into melodrama.
There are exceptions, of course.
There is great, explosive, passionate
American theater, especially in mu-
sicals, just as there must be subtle
and naturalistic Soviet theater. But
with exchanges such as these we can
observe the differences and learn
from them. I was dismayed to hear
an abundance of Russian voices in
the audience at the performances in
February; Americans had a rare op-
portunity to see Russian theater and
passed it up. If faced with the oppor-
tunity again, I hope that all students
and lovers of the theater in Ann Ar-
bor will go. It's not something to
miss.

Digital Underground
This Is An EP Release
Tommy Boy
Releasing extended players with
fragmented pieces of sporadic bril-
liance on them seems to have be-
come the norm for most of the big
names in rap; the EP release is now
probably the most pragmatic way to
prove that, like NWA, you're still
"in this muthafucka." Following the
formula of Ice Cube, Sir Jinx, and
the Lench Mob with their superla-

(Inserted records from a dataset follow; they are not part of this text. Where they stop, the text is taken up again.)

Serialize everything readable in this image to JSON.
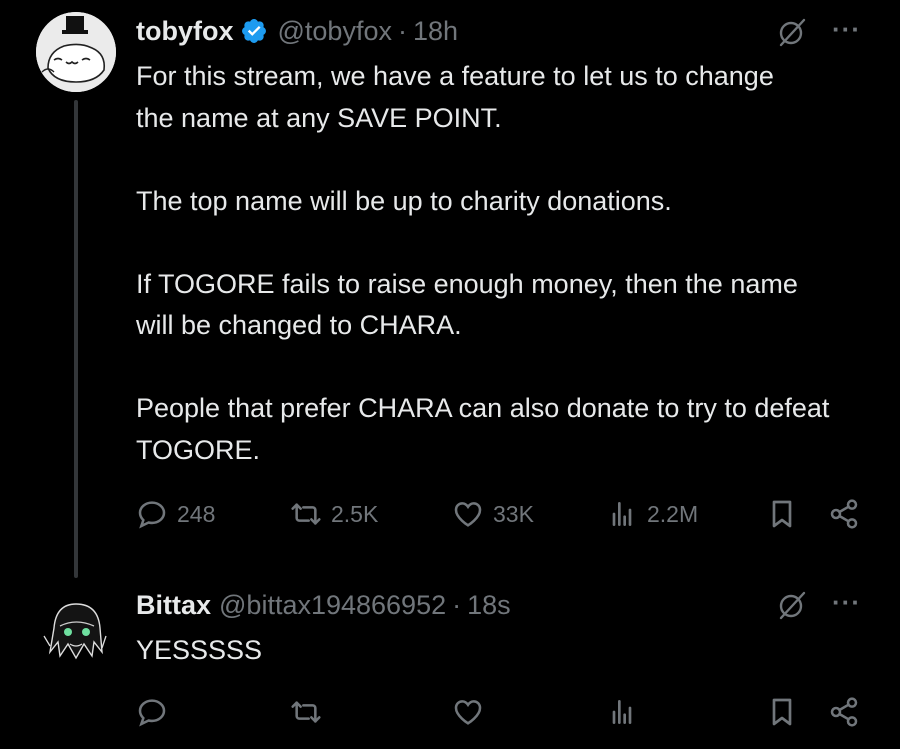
{
  "tweet1": {
    "name": "tobyfox",
    "handle": "@tobyfox",
    "separator": "·",
    "time": "18h",
    "paragraphs": [
      "For this stream, we have a feature to let us to change the name at any SAVE POINT.",
      "The top name will be up to charity donations.",
      "If TOGORE fails to raise enough money, then the name will be changed to CHARA.",
      "People that prefer CHARA can also donate to try to defeat TOGORE."
    ],
    "replies": "248",
    "reposts": "2.5K",
    "likes": "33K",
    "views": "2.2M",
    "more": "···"
  },
  "tweet2": {
    "name": "Bittax",
    "handle": "@bittax194866952",
    "separator": "·",
    "time": "18s",
    "text": "YESSSSS",
    "more": "···"
  },
  "colors": {
    "background": "#000000",
    "text": "#e7e9ea",
    "muted": "#71767b",
    "verified": "#1d9bf0"
  },
  "icons": [
    "reply-icon",
    "repost-icon",
    "like-icon",
    "views-icon",
    "bookmark-icon",
    "share-icon",
    "grok-icon",
    "verified-badge-icon",
    "more-icon"
  ]
}
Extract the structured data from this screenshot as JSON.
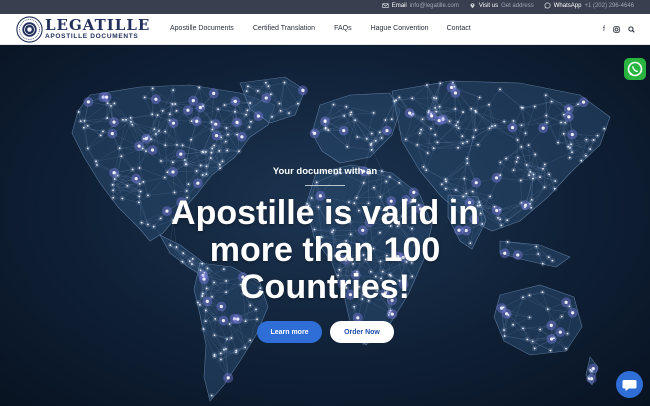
{
  "topbar": {
    "email_label": "Email",
    "email_value": "info@legatille.com",
    "visit_label": "Visit us",
    "visit_value": "Get address",
    "whatsapp_label": "WhatsApp",
    "whatsapp_value": "+1 (202) 296-4646"
  },
  "logo": {
    "title": "LEGATILLE",
    "subtitle": "APOSTILLE DOCUMENTS"
  },
  "nav": {
    "items": [
      {
        "label": "Apostille Documents"
      },
      {
        "label": "Certified Translation"
      },
      {
        "label": "FAQs"
      },
      {
        "label": "Hague Convention"
      },
      {
        "label": "Contact"
      }
    ],
    "icons": [
      "facebook-icon",
      "instagram-icon",
      "search-icon"
    ]
  },
  "hero": {
    "eyebrow": "Your document with an",
    "headline": "Apostille is valid in more than 100 Countries!",
    "primary_button": "Learn more",
    "secondary_button": "Order Now"
  },
  "colors": {
    "accent": "#2f6ed6",
    "topbar": "#3a3f4f",
    "hero_bg": "#0f2036",
    "whatsapp": "#28b43f",
    "brand_text": "#23305c"
  }
}
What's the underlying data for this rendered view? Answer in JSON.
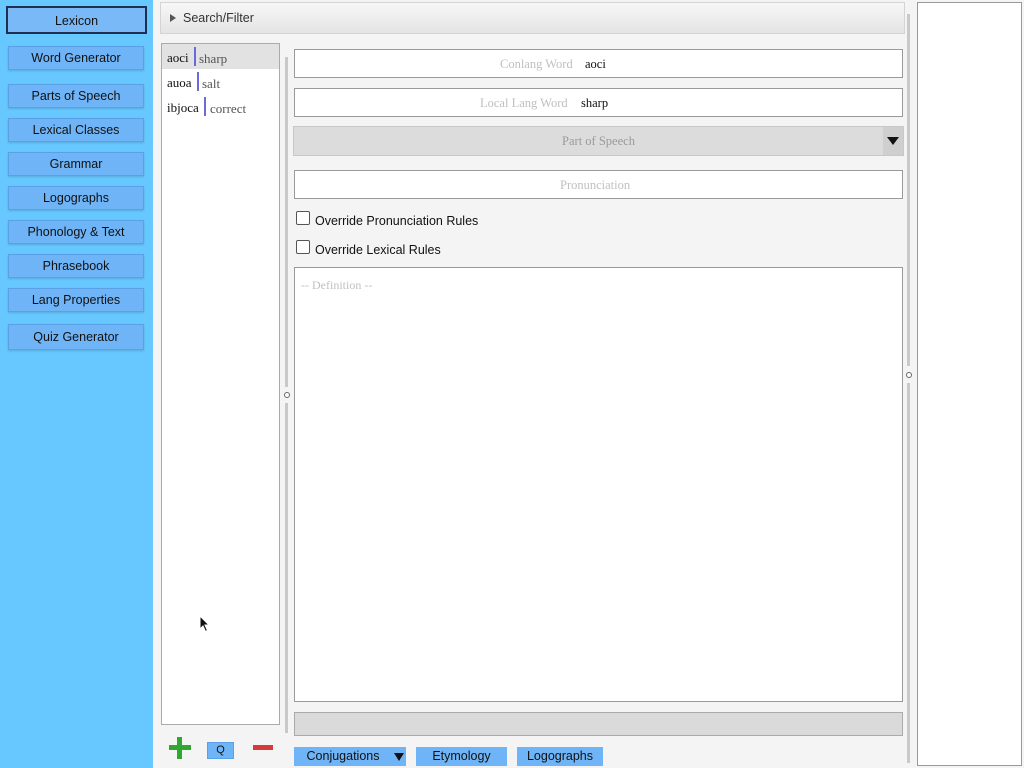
{
  "nav": {
    "items": [
      {
        "label": "Lexicon",
        "active": true
      },
      {
        "label": "Word Generator"
      },
      {
        "label": "Parts of Speech"
      },
      {
        "label": "Lexical Classes"
      },
      {
        "label": "Grammar"
      },
      {
        "label": "Logographs"
      },
      {
        "label": "Phonology & Text"
      },
      {
        "label": "Phrasebook"
      },
      {
        "label": "Lang Properties"
      },
      {
        "label": "Quiz Generator"
      }
    ]
  },
  "search": {
    "label": "Search/Filter"
  },
  "wordlist": {
    "rows": [
      {
        "conlang": "aoci",
        "local": "sharp",
        "selected": true
      },
      {
        "conlang": "auoa",
        "local": "salt"
      },
      {
        "conlang": "ibjoca",
        "local": "correct"
      }
    ]
  },
  "form": {
    "conlang_placeholder": "Conlang Word",
    "conlang_value": "aoci",
    "local_placeholder": "Local Lang Word",
    "local_value": "sharp",
    "pos_placeholder": "Part of Speech",
    "pronunciation_placeholder": "Pronunciation",
    "override_pronunciation": "Override Pronunciation Rules",
    "override_lexical": "Override Lexical Rules",
    "definition_placeholder": "-- Definition --"
  },
  "tabs": {
    "conjugations": "Conjugations",
    "etymology": "Etymology",
    "logographs": "Logographs"
  },
  "actions": {
    "query_label": "Q"
  },
  "colors": {
    "nav_bg": "#66c8ff",
    "button": "#6fb4f6",
    "add": "#2fa82f",
    "remove": "#d53b3b"
  }
}
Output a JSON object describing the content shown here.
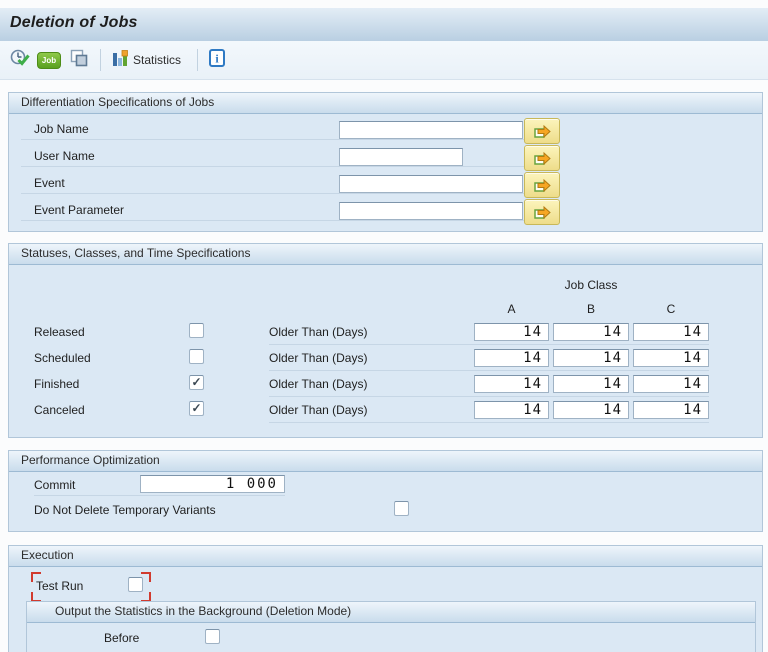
{
  "title": "Deletion of Jobs",
  "toolbar": {
    "job_badge_label": "Job",
    "statistics_label": "Statistics",
    "icons": [
      "execute-icon",
      "job-icon",
      "copy-icon",
      "statistics-icon",
      "info-icon"
    ]
  },
  "sections": {
    "differentiation": {
      "header": "Differentiation Specifications of Jobs",
      "fields": [
        {
          "label": "Job Name",
          "value": ""
        },
        {
          "label": "User Name",
          "value": ""
        },
        {
          "label": "Event",
          "value": ""
        },
        {
          "label": "Event Parameter",
          "value": ""
        }
      ]
    },
    "statuses": {
      "header": "Statuses, Classes, and Time Specifications",
      "job_class_label": "Job Class",
      "columns": [
        "A",
        "B",
        "C"
      ],
      "older_than_label": "Older Than (Days)",
      "rows": [
        {
          "label": "Released",
          "checked": false,
          "values": [
            "14",
            "14",
            "14"
          ]
        },
        {
          "label": "Scheduled",
          "checked": false,
          "values": [
            "14",
            "14",
            "14"
          ]
        },
        {
          "label": "Finished",
          "checked": true,
          "values": [
            "14",
            "14",
            "14"
          ]
        },
        {
          "label": "Canceled",
          "checked": true,
          "values": [
            "14",
            "14",
            "14"
          ]
        }
      ]
    },
    "performance": {
      "header": "Performance Optimization",
      "commit_label": "Commit",
      "commit_value": "1 000",
      "variants_label": "Do Not Delete Temporary Variants",
      "variants_checked": false
    },
    "execution": {
      "header": "Execution",
      "test_run_label": "Test Run",
      "test_run_checked": false,
      "subsection": {
        "header": "Output the Statistics in the Background (Deletion Mode)",
        "before_label": "Before",
        "before_checked": false
      }
    }
  },
  "colors": {
    "panel_bg": "#dbe8f4",
    "header_gradient_top": "#eef5fb",
    "header_gradient_bottom": "#c9dcec",
    "multi_select_button": "#eedd8a",
    "focus_bracket_red": "#d13a2e",
    "job_badge_green": "#58a01e"
  }
}
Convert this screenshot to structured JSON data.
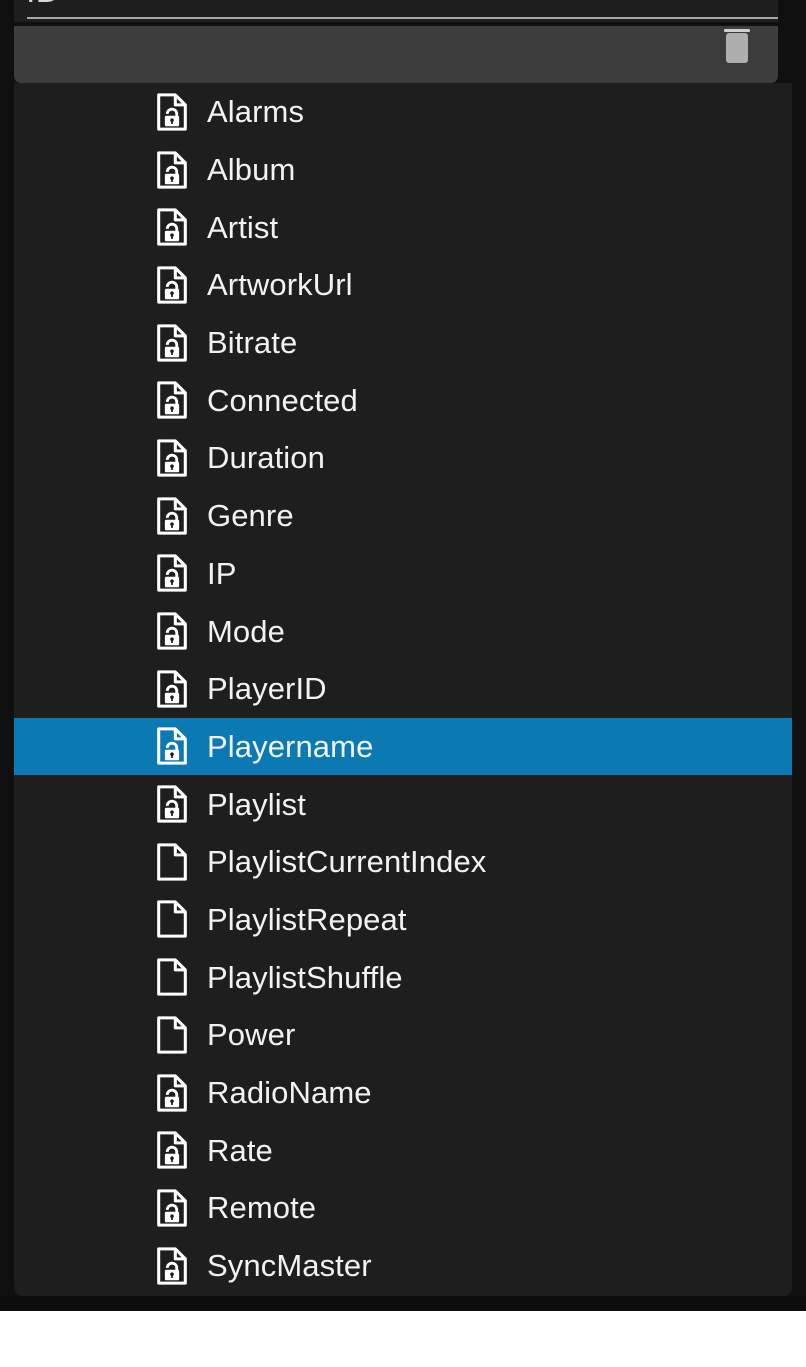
{
  "window": {
    "background_color": "#101010",
    "panel_color": "#1e1e1e",
    "header_panel_color": "#3c3c3c",
    "accent_color": "#0b7ab3",
    "text_color": "#f2f2f2",
    "cut_off_top_text": "ID"
  },
  "header": {
    "scrollbar_name": "vertical-scrollbar",
    "scrollbar_thumb_color": "#aeaeae"
  },
  "list": {
    "selected_label": "Playername",
    "items": [
      {
        "label": "Alarms",
        "icon": "document-lock-icon",
        "locked": true,
        "selected": false
      },
      {
        "label": "Album",
        "icon": "document-lock-icon",
        "locked": true,
        "selected": false
      },
      {
        "label": "Artist",
        "icon": "document-lock-icon",
        "locked": true,
        "selected": false
      },
      {
        "label": "ArtworkUrl",
        "icon": "document-lock-icon",
        "locked": true,
        "selected": false
      },
      {
        "label": "Bitrate",
        "icon": "document-lock-icon",
        "locked": true,
        "selected": false
      },
      {
        "label": "Connected",
        "icon": "document-lock-icon",
        "locked": true,
        "selected": false
      },
      {
        "label": "Duration",
        "icon": "document-lock-icon",
        "locked": true,
        "selected": false
      },
      {
        "label": "Genre",
        "icon": "document-lock-icon",
        "locked": true,
        "selected": false
      },
      {
        "label": "IP",
        "icon": "document-lock-icon",
        "locked": true,
        "selected": false
      },
      {
        "label": "Mode",
        "icon": "document-lock-icon",
        "locked": true,
        "selected": false
      },
      {
        "label": "PlayerID",
        "icon": "document-lock-icon",
        "locked": true,
        "selected": false
      },
      {
        "label": "Playername",
        "icon": "document-lock-icon",
        "locked": true,
        "selected": true
      },
      {
        "label": "Playlist",
        "icon": "document-lock-icon",
        "locked": true,
        "selected": false
      },
      {
        "label": "PlaylistCurrentIndex",
        "icon": "document-icon",
        "locked": false,
        "selected": false
      },
      {
        "label": "PlaylistRepeat",
        "icon": "document-icon",
        "locked": false,
        "selected": false
      },
      {
        "label": "PlaylistShuffle",
        "icon": "document-icon",
        "locked": false,
        "selected": false
      },
      {
        "label": "Power",
        "icon": "document-icon",
        "locked": false,
        "selected": false
      },
      {
        "label": "RadioName",
        "icon": "document-lock-icon",
        "locked": true,
        "selected": false
      },
      {
        "label": "Rate",
        "icon": "document-lock-icon",
        "locked": true,
        "selected": false
      },
      {
        "label": "Remote",
        "icon": "document-lock-icon",
        "locked": true,
        "selected": false
      },
      {
        "label": "SyncMaster",
        "icon": "document-lock-icon",
        "locked": true,
        "selected": false
      },
      {
        "label": "",
        "icon": "document-lock-icon",
        "locked": true,
        "selected": false,
        "partial": true
      }
    ]
  }
}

tive Kill At Will EP is the Digital
Underground, surprisingly even more
ingenious than before, but no longer
so willing to tell "the rappers in the
top 10, please allow me to bump
thee."
Most notable on the EP is
"Nuttin' Nis Funky," a nine-plus
minute "workout" that, more than
see s, Page
Michigan alumni
work here:
Vogue
GQ
Elle
Cosmopolitan
Esquire
Ebony

HOME ALONE (PG Mademoiselle
101s1202:30:37:9:1se
BOOK OF LOVE PG.13 lTeen
10:1s12:30 2:4s 4:300 :00990
AWAENINA 31because they
9:s012:05s2:25 0 :44
A NEVER ENDING STORY 2 (PG) modelled here:
10:1s12:0s 2:00 4:00
THE GRIFERS (R)
3*SPRING FASHION
. " .ISSU E'
THE DOORS (R)
4:30 7:1 9:4
L.STORY 13)
4:30 7:3 30 Mass meeting:
KING RAIPH PG) Thurs., Mar. 7, 4PM
4:30 7:309
DON'T TELL HER ME (PG-13) upstairs at the Student
NOTHING BUT TROUBLE(PG) Publicatio ns Building.
Please bring candids to
impress us!
The University of Michigan
ElSCHOOL OF MUSIC

I-

I

10 C
C
Cu
\V
r~ _
tO

'a
' ,.
't.. Wig?. . .,.
:
w .r . t H '
;" r-
J
d, ', .
_ . ^
/ , : ti
: ";
..'s'ue
" a

.
s

(4.
7y9%

r*

Thurs. Mar. 7
Sat. Mar. 9
Sun. Mar. 10

Tuba/Euphonium Ensemble
Concert
Fritz Kaenzig, director
Music of Bach, Ott, John Stevens, Fisher
Tull, and others
School of Music Recital Hall, 8 p.m.
Bill Evans Solo Concert
Tickets: S4 (763-5460)
Dance Building, Sudio A, 8 p.m.
Michigan Chamber Players
Richard Beene, bassoon; Hamao Fujiwara,
violin; Armando Ghitalla, trumpet; Jeffrey
Gilliam, piano; Paul Kantor, violin; Fred
Ormand, clarinet; Harry Sargous, oboe;
Stenhen Shinns, violin: Ellen Weckler,

:= () UI j

I

Back to Top

© 2020 Regents of the University of Michigan